The team was uneven to say the least as Jaylon Brown logged nearly 37 minutes per game as a senior, leading the way with 20.9 points while making a team-high 42.7 percent of his 3s. More responsibility is on Duane Gibson's shoulders to be a team leader and increase his production. The Aces need a few players to step up, and 6-foot-6 freshman Evan Kuhlman will need to be a gamer.
Evansville is clearly in rebuilding mode. It would not be surprising to see this team lose more than 20 games given all the departures.
Missouri State had a quality 17-16 season and is looking for more with star player Alize Johnson back for his senior year after flirting with the NBA Draft process.

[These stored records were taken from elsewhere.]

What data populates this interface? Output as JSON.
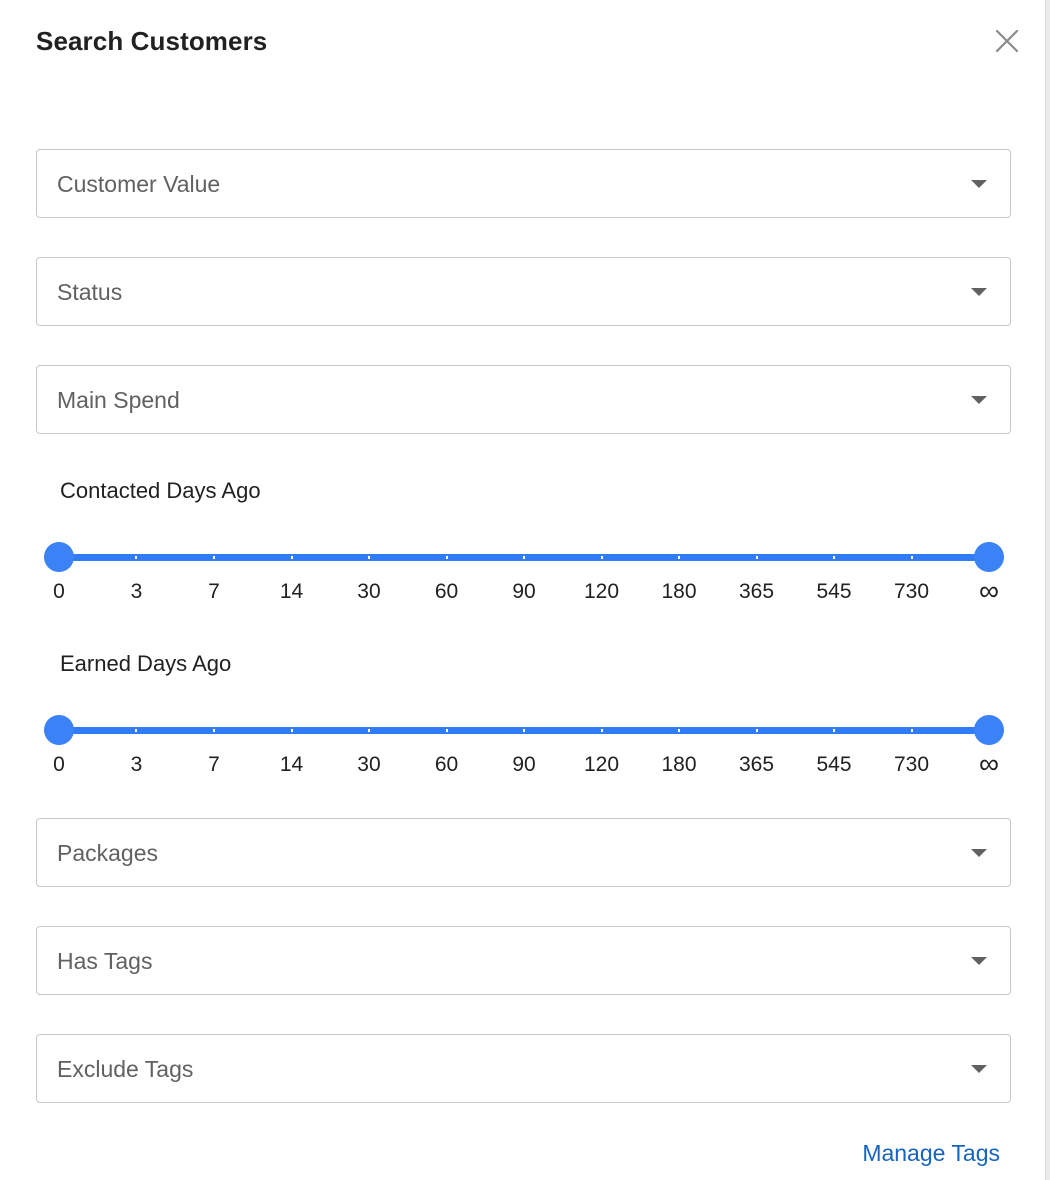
{
  "dialog": {
    "title": "Search Customers",
    "close_icon": "close-icon"
  },
  "filters": {
    "customer_value": {
      "label": "Customer Value",
      "icon": "chevron-down-icon"
    },
    "status": {
      "label": "Status",
      "icon": "chevron-down-icon"
    },
    "main_spend": {
      "label": "Main Spend",
      "icon": "chevron-down-icon"
    },
    "packages": {
      "label": "Packages",
      "icon": "chevron-down-icon"
    },
    "has_tags": {
      "label": "Has Tags",
      "icon": "chevron-down-icon"
    },
    "exclude_tags": {
      "label": "Exclude Tags",
      "icon": "chevron-down-icon"
    }
  },
  "contacted_slider": {
    "title": "Contacted Days Ago",
    "ticks": [
      "0",
      "3",
      "7",
      "14",
      "30",
      "60",
      "90",
      "120",
      "180",
      "365",
      "545",
      "730",
      "∞"
    ],
    "min_value": "0",
    "max_value": "∞"
  },
  "earned_slider": {
    "title": "Earned Days Ago",
    "ticks": [
      "0",
      "3",
      "7",
      "14",
      "30",
      "60",
      "90",
      "120",
      "180",
      "365",
      "545",
      "730",
      "∞"
    ],
    "min_value": "0",
    "max_value": "∞"
  },
  "footer": {
    "manage_tags": "Manage Tags"
  },
  "colors": {
    "accent": "#3b82f6",
    "link": "#1565c0",
    "border": "#c8c8c8",
    "placeholder": "#616161"
  }
}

Johnson, a 6-foot-9 forward, averaged 14.8 points and 10.6 rebounds while converting 38.8 percent of his 3s. The team did get some good news with 5-foot-11 guard Ronnie Rousseau III announcing he will return. He played the first 14 games, but stepped away for the remainder of the season for personal reasons, averaging 11.6 points, 2.9 rebounds and 2.1 assists before his absence.
With Jarred Dixon also returning to the backcourt, this team could have one of the best starting fives in the Missouri Valley.

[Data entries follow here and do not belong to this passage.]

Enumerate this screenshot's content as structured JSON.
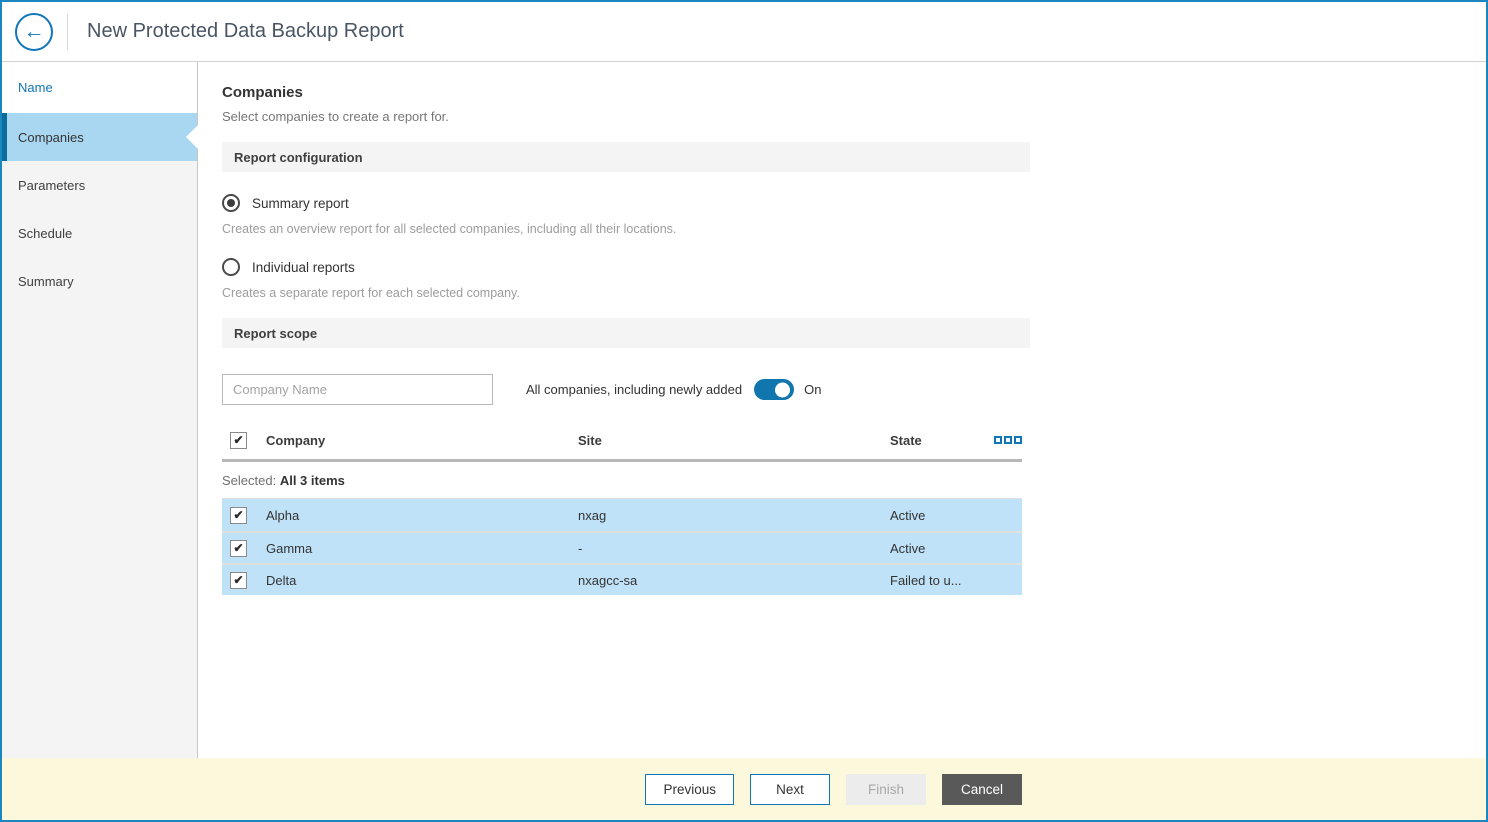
{
  "colors": {
    "accent": "#1076b8",
    "window_border": "#1b86c0",
    "active_step_bg": "#a9d7f2",
    "active_step_bar": "#0b6d9e",
    "row_highlight": "#bfe2f8",
    "section_bar_bg": "#f4f4f5",
    "footer_bg": "#fcf8db",
    "cancel_button_bg": "#595959"
  },
  "icons": {
    "back_arrow": "←",
    "check": "✔"
  },
  "header": {
    "title": "New Protected Data Backup Report"
  },
  "sidebar": {
    "items": [
      {
        "label": "Name",
        "state": "done"
      },
      {
        "label": "Companies",
        "state": "active"
      },
      {
        "label": "Parameters",
        "state": "upcoming"
      },
      {
        "label": "Schedule",
        "state": "upcoming"
      },
      {
        "label": "Summary",
        "state": "upcoming"
      }
    ]
  },
  "main": {
    "heading": "Companies",
    "subheading": "Select companies to create a report for.",
    "config": {
      "title": "Report configuration",
      "options": [
        {
          "label": "Summary report",
          "desc": "Creates an overview report for all selected companies, including all their locations.",
          "selected": true
        },
        {
          "label": "Individual reports",
          "desc": "Creates a separate report for each selected company.",
          "selected": false
        }
      ]
    },
    "scope": {
      "title": "Report scope",
      "search_placeholder": "Company Name",
      "toggle_label": "All companies, including newly added",
      "toggle_state_label": "On",
      "toggle_on": true,
      "table": {
        "columns": {
          "company": "Company",
          "site": "Site",
          "state": "State"
        },
        "selected_prefix": "Selected:",
        "selected_value": "All 3 items",
        "rows": [
          {
            "company": "Alpha",
            "site": "nxag",
            "state": "Active",
            "checked": true
          },
          {
            "company": "Gamma",
            "site": "-",
            "state": "Active",
            "checked": true
          },
          {
            "company": "Delta",
            "site": "nxagcc-sa",
            "state": "Failed to u...",
            "checked": true
          }
        ]
      }
    }
  },
  "footer": {
    "previous_label": "Previous",
    "next_label": "Next",
    "finish_label": "Finish",
    "cancel_label": "Cancel"
  }
}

The Bears bring in 7-foot-2, 285-pound New Mexico State graduate transfer Tanveer Bhullar, who rarely played at the WAC school despite his older brother Sim Bhullar being one of the programs most outstanding and noteworthy players ever. If he can stay injury free and not get into frequent foul trouble, his frame should cause problems for almost every opponent Missouri State faces.
Missouri State could challenge for 25 wins, and it could be the Bears and Valparaiso fighting it out for the right to go to the NCAA Tournament.

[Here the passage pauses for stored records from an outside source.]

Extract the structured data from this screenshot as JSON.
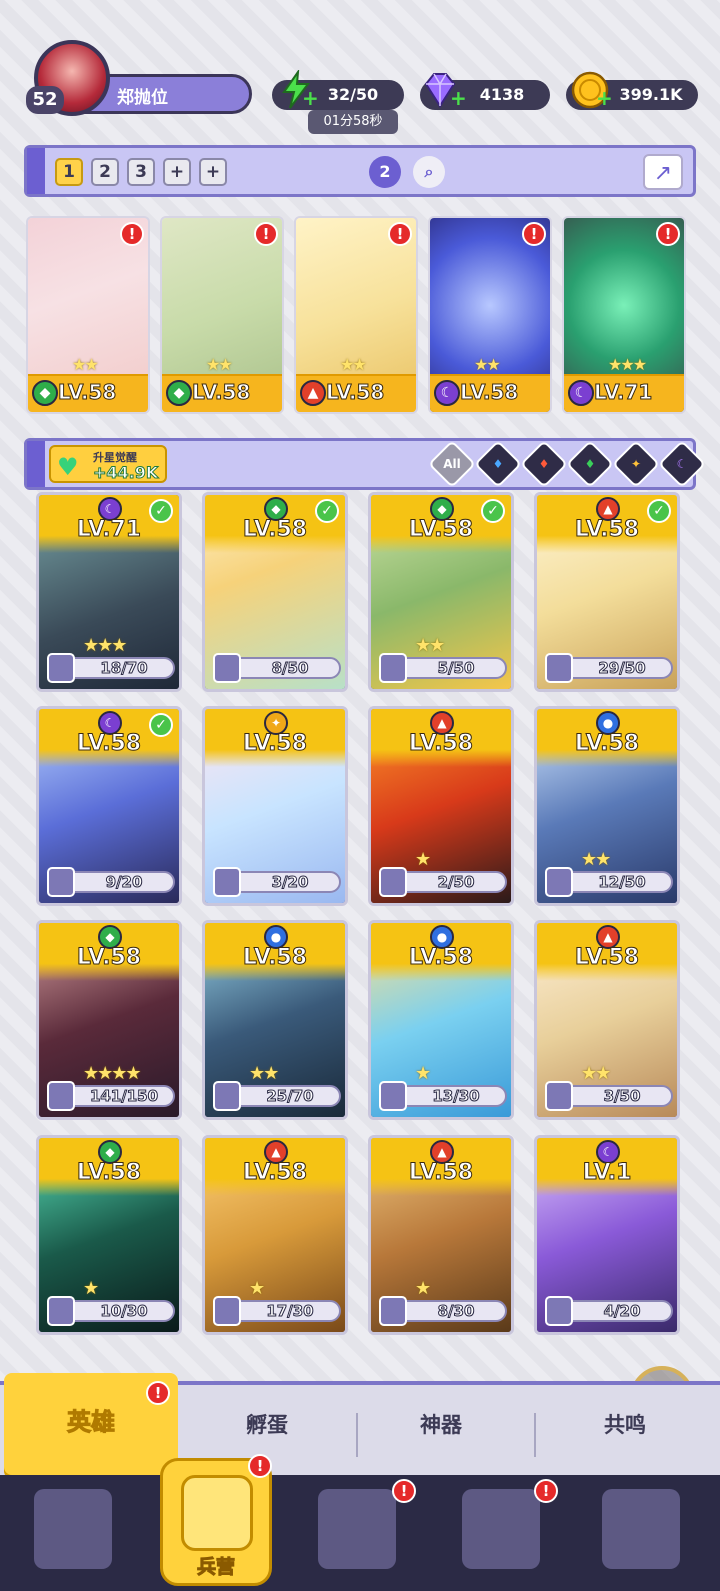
{
  "player": {
    "level": "52",
    "name": "郑抛位"
  },
  "resources": {
    "energy": "32/50",
    "energy_timer": "01分58秒",
    "gems": "4138",
    "gold": "399.1K"
  },
  "team_tabs": [
    "1",
    "2",
    "3",
    "+",
    "+"
  ],
  "team_icons": {
    "pet_badge": "2"
  },
  "team": [
    {
      "level": "LV.58",
      "element": "nature",
      "stars": "★★",
      "alert": "!"
    },
    {
      "level": "LV.58",
      "element": "nature",
      "stars": "★★",
      "alert": "!"
    },
    {
      "level": "LV.58",
      "element": "fire",
      "stars": "★★",
      "alert": "!"
    },
    {
      "level": "LV.58",
      "element": "dark",
      "stars": "★★",
      "alert": "!"
    },
    {
      "level": "LV.71",
      "element": "dark",
      "stars": "★★★",
      "alert": "!"
    }
  ],
  "awaken": {
    "label": "升星觉醒",
    "value": "+44.9K"
  },
  "filters": [
    "All",
    "water",
    "fire",
    "nature",
    "light",
    "dark"
  ],
  "heroes": [
    {
      "level": "LV.71",
      "element": "dark",
      "stars": "★★★",
      "progress": "18/70",
      "checked": true
    },
    {
      "level": "LV.58",
      "element": "nature",
      "stars": "",
      "progress": "8/50",
      "checked": true
    },
    {
      "level": "LV.58",
      "element": "nature",
      "stars": "★★",
      "progress": "5/50",
      "checked": true
    },
    {
      "level": "LV.58",
      "element": "fire",
      "stars": "",
      "progress": "29/50",
      "checked": true
    },
    {
      "level": "LV.58",
      "element": "dark",
      "stars": "",
      "progress": "9/20",
      "checked": true
    },
    {
      "level": "LV.58",
      "element": "light",
      "stars": "",
      "progress": "3/20",
      "checked": false
    },
    {
      "level": "LV.58",
      "element": "fire",
      "stars": "★",
      "progress": "2/50",
      "checked": false
    },
    {
      "level": "LV.58",
      "element": "water",
      "stars": "★★",
      "progress": "12/50",
      "checked": false
    },
    {
      "level": "LV.58",
      "element": "nature",
      "stars": "★★★★",
      "progress": "141/150",
      "checked": false
    },
    {
      "level": "LV.58",
      "element": "water",
      "stars": "★★",
      "progress": "25/70",
      "checked": false
    },
    {
      "level": "LV.58",
      "element": "water",
      "stars": "★",
      "progress": "13/30",
      "checked": false
    },
    {
      "level": "LV.58",
      "element": "fire",
      "stars": "★★",
      "progress": "3/50",
      "checked": false
    },
    {
      "level": "LV.58",
      "element": "nature",
      "stars": "★",
      "progress": "10/30",
      "checked": false
    },
    {
      "level": "LV.58",
      "element": "fire",
      "stars": "★",
      "progress": "17/30",
      "checked": false
    },
    {
      "level": "LV.58",
      "element": "fire",
      "stars": "★",
      "progress": "8/30",
      "checked": false
    },
    {
      "level": "LV.1",
      "element": "dark",
      "stars": "",
      "progress": "4/20",
      "checked": false
    }
  ],
  "sub_tabs": {
    "heroes": "英雄",
    "hatch": "孵蛋",
    "artifacts": "神器",
    "resonance": "共鸣"
  },
  "nav": {
    "barracks": "兵营"
  },
  "colors": {
    "water": "#2f6fe0",
    "fire": "#e2402a",
    "nature": "#2fae4a",
    "light": "#f0a818",
    "dark": "#7b3fd1"
  }
}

Larry Bird's former team, Indiana State, went a paltry 11-20 last year and is in search of just its second win in the NCAA Tournament since Bird led the program to the 1979 NCAA championship game.
Three of the Sycamores’ top four scorers from last year are out of eligibility but they are getting back the best of the bunch in 6-foot-1 guard Brenton Scott, who averaged o15.9 points, 4.9 rebounds and 2.4 assists.
The team's biggest man of mystery is 6-foot-6 Qiydar Davis, who comes over from Louisiana Tech as a graduate transfer. Indiana State should be improved from last year, but nowhere near good enough to get into one of the top spots in the conference.
Drake is a program in turmoil as the Bulldogs went 7-24 last year and went through a mid-season coaching change with Jeff Rutter replacing Ray Giacoletti after a 1-7 start. Neither of those men are coaching the team this season, as Niko Medved was hired from Furman in the offseason.
He managed to get Furman a share of its regular-season league title for the first time since the 1974-75 season by winning 23 games. Medved takes over a team that only loses one key player due to either graduation or transfer.
Drake struggled in most facets last season, ranking 320th in field-goal shooting percentage, 288th in points per game allowed, 300th in total blocks and 280th in fouls committed. T.J Thomas, a 6-foot-8 senior, should see tons of playing time after averaging six points and a team-best 5.1 rebounds per game last season. Fellow forwards Nick McGlynn and Casey Schlatter figure to also receive more playing time after they combined for 9.3 points and 6.8 rebounds as sophomores.
Though the team will go into the post more this year, guards Reed Timmer and De'Antae McMurray still will need to set the table. Timmer was the team's top scorer last year with 15.3 points. Drake is a bottom-tier conference team, but things seem to going in the right direction with a coach with a track record of improving mediocre programs.
The Missouri Valley was a one-bid league last year, and that’s probably true again. Illinois State has tons of production to replace, which means Valparaiso and Missouri State should be the class of the conference.
Greg Peterson’s Missouri Valley Conference forecast:
2. Missouri State
3. Northern Iowa
4. Illinois State
5. Loyola Chicago
6. Southern Illinois
7. Indiana State